Typhoon Ketsana (or Typhoon Ondoy) slammed into the Philippines on September 26, 2009, killing at least 240 people and affecting more than 1.8 million people. A number of international organizations and NGOs are coordinating support for relief efforts. If you are interested in donating, please see the links below.
Philippine Red Cross
Catholic Relief Services
Philippine Jesuit Foundation
Send checks made out to Philippine Jesuit Foundation, and on the memo line, mark for relief of Typhoon Ondoy Victims. Mail to: Philippine Jesuit Foundation, 236 West 27th Street, 9th Floor, New York, NY 10001.
A friend asked me to help get the word out about an author event on Sept 10. Apparently in the mists of time this author worked at the museum as an intern. (I always try to give shout outs to former colleagues, especially those that went on to write books!) I like the message of finding common ground in this blurb.
Following are program details.
Firoozeh Dumas, Iranian-American author of Funny in Farsi and Laughing Without an Accent will speak at the Commonwealth Club.
With exuberance, warmth and humor, best-selling author Dumas continues to amuse and delight with her personal reflections and stories growing up as a young Iranian in America.
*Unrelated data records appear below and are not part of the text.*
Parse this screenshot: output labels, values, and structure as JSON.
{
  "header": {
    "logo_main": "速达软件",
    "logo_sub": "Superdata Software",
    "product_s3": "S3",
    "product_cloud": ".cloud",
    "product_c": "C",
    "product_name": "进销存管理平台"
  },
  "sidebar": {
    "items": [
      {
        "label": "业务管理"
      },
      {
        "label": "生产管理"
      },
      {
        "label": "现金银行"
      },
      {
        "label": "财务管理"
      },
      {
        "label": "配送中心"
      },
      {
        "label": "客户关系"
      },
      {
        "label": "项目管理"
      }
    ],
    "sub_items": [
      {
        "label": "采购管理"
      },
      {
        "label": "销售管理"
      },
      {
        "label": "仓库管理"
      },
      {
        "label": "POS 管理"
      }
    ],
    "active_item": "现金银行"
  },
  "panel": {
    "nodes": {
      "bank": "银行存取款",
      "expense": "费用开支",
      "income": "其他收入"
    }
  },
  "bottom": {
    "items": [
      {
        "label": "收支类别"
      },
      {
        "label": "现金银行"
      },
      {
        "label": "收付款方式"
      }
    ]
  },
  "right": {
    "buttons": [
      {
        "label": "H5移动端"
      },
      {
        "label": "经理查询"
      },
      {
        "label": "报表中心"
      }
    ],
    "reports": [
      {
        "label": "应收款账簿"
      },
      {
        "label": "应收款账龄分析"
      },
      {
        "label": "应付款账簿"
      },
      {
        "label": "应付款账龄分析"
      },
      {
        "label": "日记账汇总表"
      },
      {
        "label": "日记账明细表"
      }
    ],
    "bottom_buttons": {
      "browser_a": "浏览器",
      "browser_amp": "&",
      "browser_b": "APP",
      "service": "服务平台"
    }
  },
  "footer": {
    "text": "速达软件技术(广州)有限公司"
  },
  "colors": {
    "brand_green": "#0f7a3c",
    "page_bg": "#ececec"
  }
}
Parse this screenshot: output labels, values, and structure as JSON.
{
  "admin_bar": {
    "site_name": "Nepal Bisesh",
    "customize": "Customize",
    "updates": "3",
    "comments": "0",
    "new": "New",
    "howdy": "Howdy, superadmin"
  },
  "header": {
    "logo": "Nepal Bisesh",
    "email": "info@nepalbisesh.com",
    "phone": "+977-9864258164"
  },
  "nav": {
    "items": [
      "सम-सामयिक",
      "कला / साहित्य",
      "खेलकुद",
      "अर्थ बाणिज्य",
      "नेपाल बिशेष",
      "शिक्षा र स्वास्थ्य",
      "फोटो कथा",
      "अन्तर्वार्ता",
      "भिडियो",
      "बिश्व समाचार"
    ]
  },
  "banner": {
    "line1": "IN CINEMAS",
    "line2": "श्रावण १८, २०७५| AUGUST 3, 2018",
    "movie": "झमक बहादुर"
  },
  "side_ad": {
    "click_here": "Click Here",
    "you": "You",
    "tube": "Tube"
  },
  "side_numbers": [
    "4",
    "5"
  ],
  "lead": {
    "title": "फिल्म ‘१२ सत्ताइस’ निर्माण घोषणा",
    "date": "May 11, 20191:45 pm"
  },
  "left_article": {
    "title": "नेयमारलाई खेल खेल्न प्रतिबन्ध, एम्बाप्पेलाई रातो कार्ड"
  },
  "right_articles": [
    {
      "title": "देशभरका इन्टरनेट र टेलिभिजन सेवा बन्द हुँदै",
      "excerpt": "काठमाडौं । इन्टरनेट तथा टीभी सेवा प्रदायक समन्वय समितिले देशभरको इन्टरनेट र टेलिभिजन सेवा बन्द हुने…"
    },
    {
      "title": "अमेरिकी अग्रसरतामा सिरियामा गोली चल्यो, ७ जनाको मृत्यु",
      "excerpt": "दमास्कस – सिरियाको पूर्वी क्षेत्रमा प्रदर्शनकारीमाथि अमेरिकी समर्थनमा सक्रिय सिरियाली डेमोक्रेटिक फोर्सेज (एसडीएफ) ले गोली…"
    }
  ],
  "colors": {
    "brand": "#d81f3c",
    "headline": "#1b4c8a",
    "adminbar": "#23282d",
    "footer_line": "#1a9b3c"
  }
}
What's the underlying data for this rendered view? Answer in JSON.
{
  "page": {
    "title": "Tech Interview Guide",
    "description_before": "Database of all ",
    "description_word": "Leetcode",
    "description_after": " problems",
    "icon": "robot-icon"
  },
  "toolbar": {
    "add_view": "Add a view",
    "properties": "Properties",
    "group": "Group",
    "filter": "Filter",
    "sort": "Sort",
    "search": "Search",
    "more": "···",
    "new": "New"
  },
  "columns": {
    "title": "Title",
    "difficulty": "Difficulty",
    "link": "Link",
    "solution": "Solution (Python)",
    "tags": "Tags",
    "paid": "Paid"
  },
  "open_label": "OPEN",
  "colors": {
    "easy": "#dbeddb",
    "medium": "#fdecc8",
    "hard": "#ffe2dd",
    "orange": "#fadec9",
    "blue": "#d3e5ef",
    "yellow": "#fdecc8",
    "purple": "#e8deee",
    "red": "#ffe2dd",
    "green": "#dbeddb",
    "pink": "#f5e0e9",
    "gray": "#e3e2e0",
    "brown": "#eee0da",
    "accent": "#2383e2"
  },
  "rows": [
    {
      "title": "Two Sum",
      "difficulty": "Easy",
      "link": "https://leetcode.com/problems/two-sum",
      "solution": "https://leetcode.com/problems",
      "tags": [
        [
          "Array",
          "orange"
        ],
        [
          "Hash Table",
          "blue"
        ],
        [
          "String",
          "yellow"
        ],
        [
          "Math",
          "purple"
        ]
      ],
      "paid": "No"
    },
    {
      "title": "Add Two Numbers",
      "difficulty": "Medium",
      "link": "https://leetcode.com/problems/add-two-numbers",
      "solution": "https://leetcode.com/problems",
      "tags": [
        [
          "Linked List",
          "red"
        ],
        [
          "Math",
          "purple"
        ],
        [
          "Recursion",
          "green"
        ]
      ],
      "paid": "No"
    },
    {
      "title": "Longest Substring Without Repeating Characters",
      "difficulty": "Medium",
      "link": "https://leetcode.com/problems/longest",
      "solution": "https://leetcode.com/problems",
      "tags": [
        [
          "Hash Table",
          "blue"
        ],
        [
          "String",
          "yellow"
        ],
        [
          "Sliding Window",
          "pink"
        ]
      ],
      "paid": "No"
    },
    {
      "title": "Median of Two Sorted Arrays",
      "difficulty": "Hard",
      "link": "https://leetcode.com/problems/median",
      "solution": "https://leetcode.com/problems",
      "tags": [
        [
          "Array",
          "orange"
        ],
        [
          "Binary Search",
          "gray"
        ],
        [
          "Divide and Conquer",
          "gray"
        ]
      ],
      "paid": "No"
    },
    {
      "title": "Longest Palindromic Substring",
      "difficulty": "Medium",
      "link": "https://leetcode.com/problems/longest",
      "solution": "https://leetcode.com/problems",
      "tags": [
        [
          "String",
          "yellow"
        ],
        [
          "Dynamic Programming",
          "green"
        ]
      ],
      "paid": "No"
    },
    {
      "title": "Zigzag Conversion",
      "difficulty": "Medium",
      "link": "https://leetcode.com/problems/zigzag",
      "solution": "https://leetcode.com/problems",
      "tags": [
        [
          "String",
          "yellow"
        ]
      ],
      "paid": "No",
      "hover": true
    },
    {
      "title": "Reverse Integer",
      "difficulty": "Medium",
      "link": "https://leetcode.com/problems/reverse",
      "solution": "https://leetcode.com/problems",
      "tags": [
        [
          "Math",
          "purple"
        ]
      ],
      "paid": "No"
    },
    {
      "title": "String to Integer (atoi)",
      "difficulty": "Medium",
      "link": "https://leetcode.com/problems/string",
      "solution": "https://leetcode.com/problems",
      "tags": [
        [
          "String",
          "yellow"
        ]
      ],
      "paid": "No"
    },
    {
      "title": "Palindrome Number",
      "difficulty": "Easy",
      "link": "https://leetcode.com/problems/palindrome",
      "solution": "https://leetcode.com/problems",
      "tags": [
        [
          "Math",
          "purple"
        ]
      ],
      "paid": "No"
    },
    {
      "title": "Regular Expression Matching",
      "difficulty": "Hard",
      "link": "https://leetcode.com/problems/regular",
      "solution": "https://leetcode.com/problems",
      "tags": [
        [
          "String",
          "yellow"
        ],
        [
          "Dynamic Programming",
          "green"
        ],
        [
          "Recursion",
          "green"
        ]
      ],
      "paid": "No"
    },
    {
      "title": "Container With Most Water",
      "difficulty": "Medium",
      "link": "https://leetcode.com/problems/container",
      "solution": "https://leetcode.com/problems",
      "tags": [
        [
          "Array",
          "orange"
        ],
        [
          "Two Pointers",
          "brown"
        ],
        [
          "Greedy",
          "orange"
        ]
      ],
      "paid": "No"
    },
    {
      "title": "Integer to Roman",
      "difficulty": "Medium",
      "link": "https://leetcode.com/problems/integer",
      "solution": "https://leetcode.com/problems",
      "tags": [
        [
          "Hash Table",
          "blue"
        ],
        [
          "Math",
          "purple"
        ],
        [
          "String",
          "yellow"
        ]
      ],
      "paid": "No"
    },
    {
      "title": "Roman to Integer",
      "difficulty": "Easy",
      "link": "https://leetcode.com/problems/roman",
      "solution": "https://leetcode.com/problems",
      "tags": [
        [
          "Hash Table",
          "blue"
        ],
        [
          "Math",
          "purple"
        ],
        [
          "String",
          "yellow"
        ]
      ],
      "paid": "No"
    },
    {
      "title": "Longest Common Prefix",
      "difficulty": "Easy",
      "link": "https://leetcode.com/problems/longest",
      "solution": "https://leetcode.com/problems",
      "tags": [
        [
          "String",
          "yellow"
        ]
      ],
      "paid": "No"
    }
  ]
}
Despite language barriers, culture shock and the blending of traditions with her French husband, Dumas found that our commonalities often outweigh our perceived differences.
Location: Commonwealth Club Office, 595 Market Street, San Francisco
When: Sept, 10. 5:30 p.m. networking reception, 6 p.m. program, 7 p.m. book signing
Cost: $12 members, $18 non-members, $7 students (with valid ID)
TO REGISTER: Please visit https://tickets.commonwealthclub.org/open.asp?show=1352 or call the Commonwealth Club 415 597-6705
NEW: Buy the Book: Order Funny in Farsi: A Memoir of Growing up Iranian in America and Laughing Without an Accent: Adventures of an Iranian American, at Home and Abroad, by Firoozeh Dumas, from The Club’s eBay store (link takes you to new site). If you order the book fewer than five business days before the event, it will be available for pick up at the event. If you order more than five business days before the event, the book will be sent to you.
Sponsored by The Bernard Osher Foundation
Taking a teabowl into one’s hands conveys volumes of information that cannot be gleaned by viewing them from behind glass–a sad necessity in museums. Staff, volunteers, and the public have been fortunate to have been able to handle several museum quality teabowls over the past few weeks in the context of the tea-related programming.
Tonight I have the honor of introducing our visiting musical guest from India–sitar artist Smita Nagdev and her tabla accompanyist Debopriyo “Bubai” Sarkar who lives in the Bay Area. The concert starts at 7pm and is free with admission ($5 after 5pm). Please come early and visit the South Asian galleries on the 3rd floor. Whenever I show people that gallery, they always say “Wow, I didn’t know the Asian Art Museum had such wonderful Indian art!”
You can hear a music clip performed by Ms. Nagdev here: